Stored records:
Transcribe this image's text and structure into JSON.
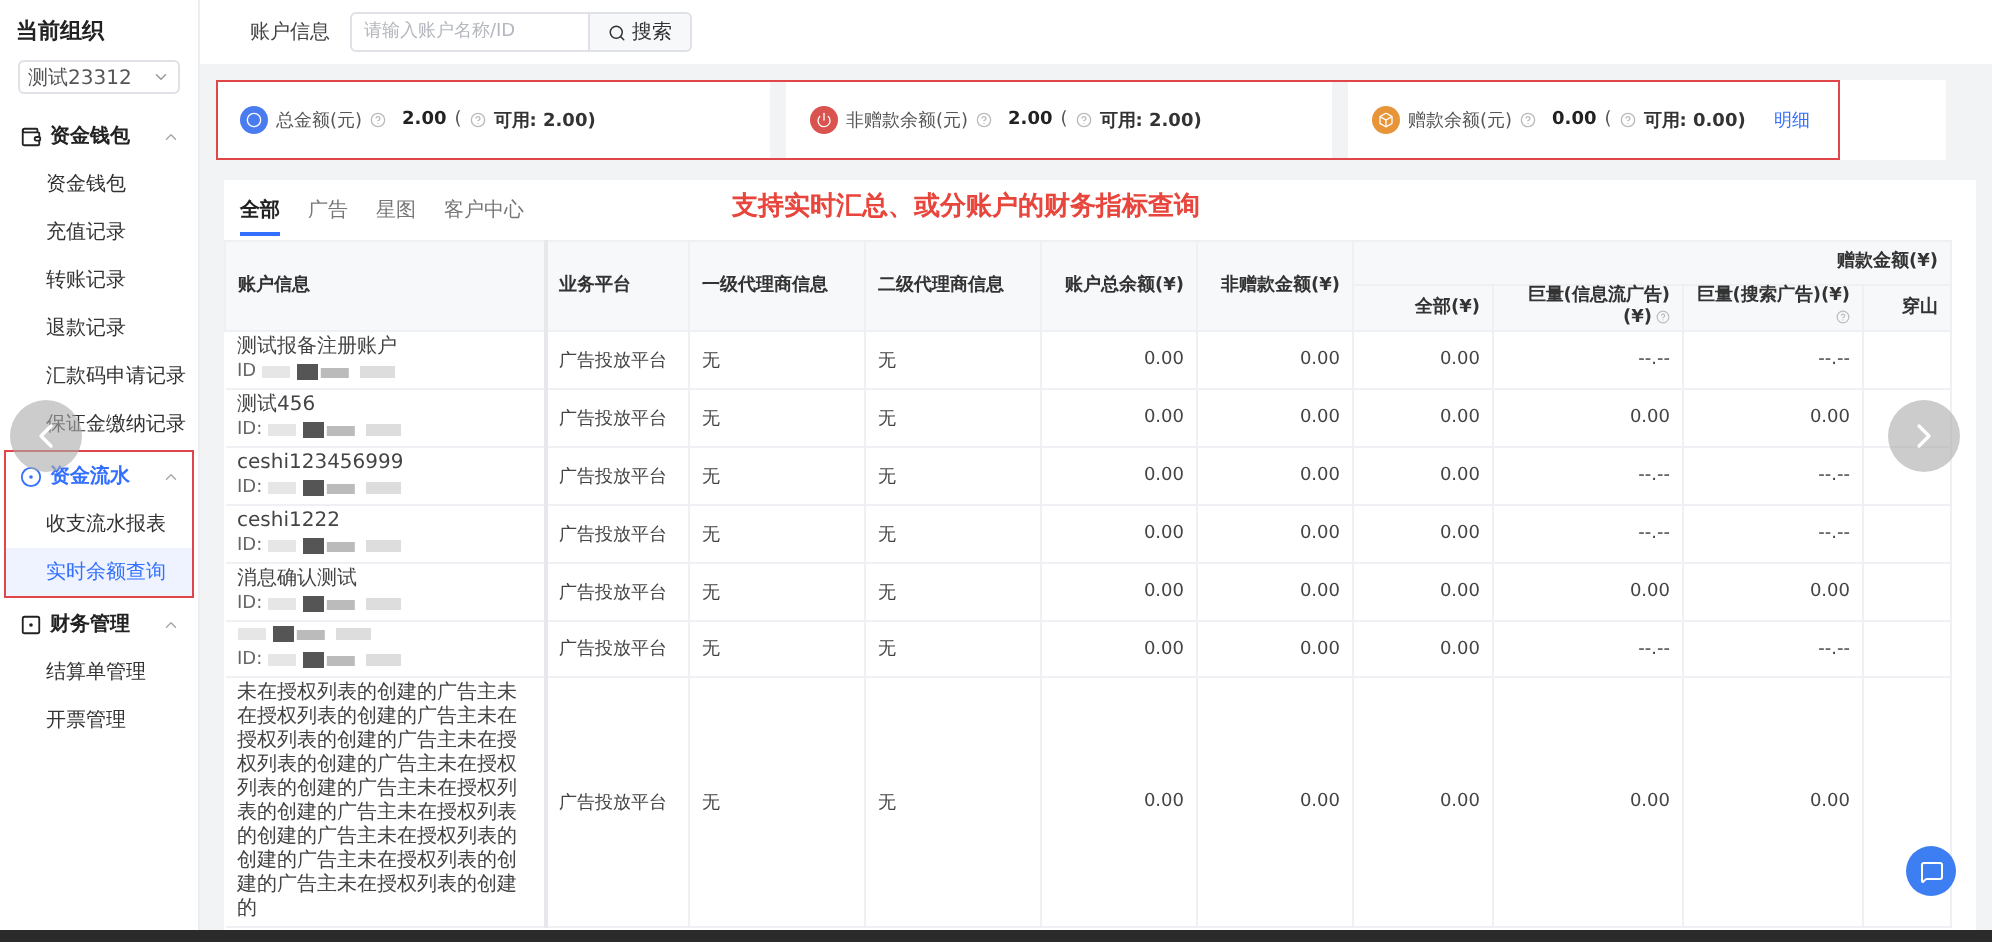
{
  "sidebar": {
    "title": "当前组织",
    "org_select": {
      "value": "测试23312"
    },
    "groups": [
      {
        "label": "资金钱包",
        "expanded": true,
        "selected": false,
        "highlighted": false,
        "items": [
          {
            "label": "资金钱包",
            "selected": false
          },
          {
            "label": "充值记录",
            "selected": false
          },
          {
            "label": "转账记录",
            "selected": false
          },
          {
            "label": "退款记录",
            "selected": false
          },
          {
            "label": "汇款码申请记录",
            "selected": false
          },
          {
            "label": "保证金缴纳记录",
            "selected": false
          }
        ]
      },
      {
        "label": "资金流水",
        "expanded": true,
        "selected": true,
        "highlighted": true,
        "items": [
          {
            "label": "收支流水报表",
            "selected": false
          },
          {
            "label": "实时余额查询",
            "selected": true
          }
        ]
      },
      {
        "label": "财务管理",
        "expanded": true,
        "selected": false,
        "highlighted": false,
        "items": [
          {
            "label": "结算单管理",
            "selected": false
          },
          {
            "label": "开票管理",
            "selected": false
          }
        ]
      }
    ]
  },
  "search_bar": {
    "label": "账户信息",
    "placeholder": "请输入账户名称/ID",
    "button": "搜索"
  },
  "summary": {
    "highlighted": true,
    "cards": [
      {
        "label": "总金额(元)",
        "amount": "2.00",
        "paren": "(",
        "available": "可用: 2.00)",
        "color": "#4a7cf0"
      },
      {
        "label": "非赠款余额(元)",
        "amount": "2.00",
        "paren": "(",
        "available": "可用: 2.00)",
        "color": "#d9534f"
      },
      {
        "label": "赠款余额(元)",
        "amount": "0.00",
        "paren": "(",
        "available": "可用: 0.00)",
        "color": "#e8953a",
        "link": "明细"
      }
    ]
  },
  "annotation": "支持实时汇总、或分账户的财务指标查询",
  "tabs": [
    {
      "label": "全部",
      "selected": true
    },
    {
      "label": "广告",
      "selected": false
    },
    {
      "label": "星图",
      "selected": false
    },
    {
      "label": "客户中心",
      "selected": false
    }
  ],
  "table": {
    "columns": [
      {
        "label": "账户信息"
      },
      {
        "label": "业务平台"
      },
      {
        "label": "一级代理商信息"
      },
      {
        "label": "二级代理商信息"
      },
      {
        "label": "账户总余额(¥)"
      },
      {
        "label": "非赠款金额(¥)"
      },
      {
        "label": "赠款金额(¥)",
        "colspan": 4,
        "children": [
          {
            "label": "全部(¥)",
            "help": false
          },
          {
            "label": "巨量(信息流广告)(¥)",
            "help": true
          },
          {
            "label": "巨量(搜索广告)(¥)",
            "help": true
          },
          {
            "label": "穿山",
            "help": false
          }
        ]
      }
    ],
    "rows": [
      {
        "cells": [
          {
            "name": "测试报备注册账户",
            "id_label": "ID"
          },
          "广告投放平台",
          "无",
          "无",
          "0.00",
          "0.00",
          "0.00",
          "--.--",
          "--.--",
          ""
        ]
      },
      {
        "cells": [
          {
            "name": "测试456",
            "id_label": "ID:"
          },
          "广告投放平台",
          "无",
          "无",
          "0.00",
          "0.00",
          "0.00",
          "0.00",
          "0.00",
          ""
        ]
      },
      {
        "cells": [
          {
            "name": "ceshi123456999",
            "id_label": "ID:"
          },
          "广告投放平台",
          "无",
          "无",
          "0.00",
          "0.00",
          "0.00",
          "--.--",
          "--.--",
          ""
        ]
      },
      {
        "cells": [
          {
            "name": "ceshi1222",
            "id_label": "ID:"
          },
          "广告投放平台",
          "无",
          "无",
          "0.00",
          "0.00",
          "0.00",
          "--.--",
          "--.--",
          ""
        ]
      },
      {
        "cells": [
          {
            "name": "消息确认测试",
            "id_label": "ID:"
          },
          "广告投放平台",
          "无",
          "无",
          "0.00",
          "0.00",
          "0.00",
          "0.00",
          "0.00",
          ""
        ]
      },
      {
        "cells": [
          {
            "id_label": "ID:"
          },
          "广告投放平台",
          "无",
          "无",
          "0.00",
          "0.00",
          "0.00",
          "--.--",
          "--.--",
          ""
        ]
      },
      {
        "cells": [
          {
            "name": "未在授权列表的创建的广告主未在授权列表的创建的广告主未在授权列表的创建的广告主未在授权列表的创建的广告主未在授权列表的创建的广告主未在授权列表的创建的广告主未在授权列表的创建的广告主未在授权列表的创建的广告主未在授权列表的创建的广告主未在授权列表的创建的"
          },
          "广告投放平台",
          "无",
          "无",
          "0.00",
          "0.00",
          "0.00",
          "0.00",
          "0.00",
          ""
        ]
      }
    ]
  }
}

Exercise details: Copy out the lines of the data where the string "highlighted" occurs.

Solution to this task:
        "highlighted": false,
        "highlighted": true,
        "highlighted": false,
    "highlighted": true,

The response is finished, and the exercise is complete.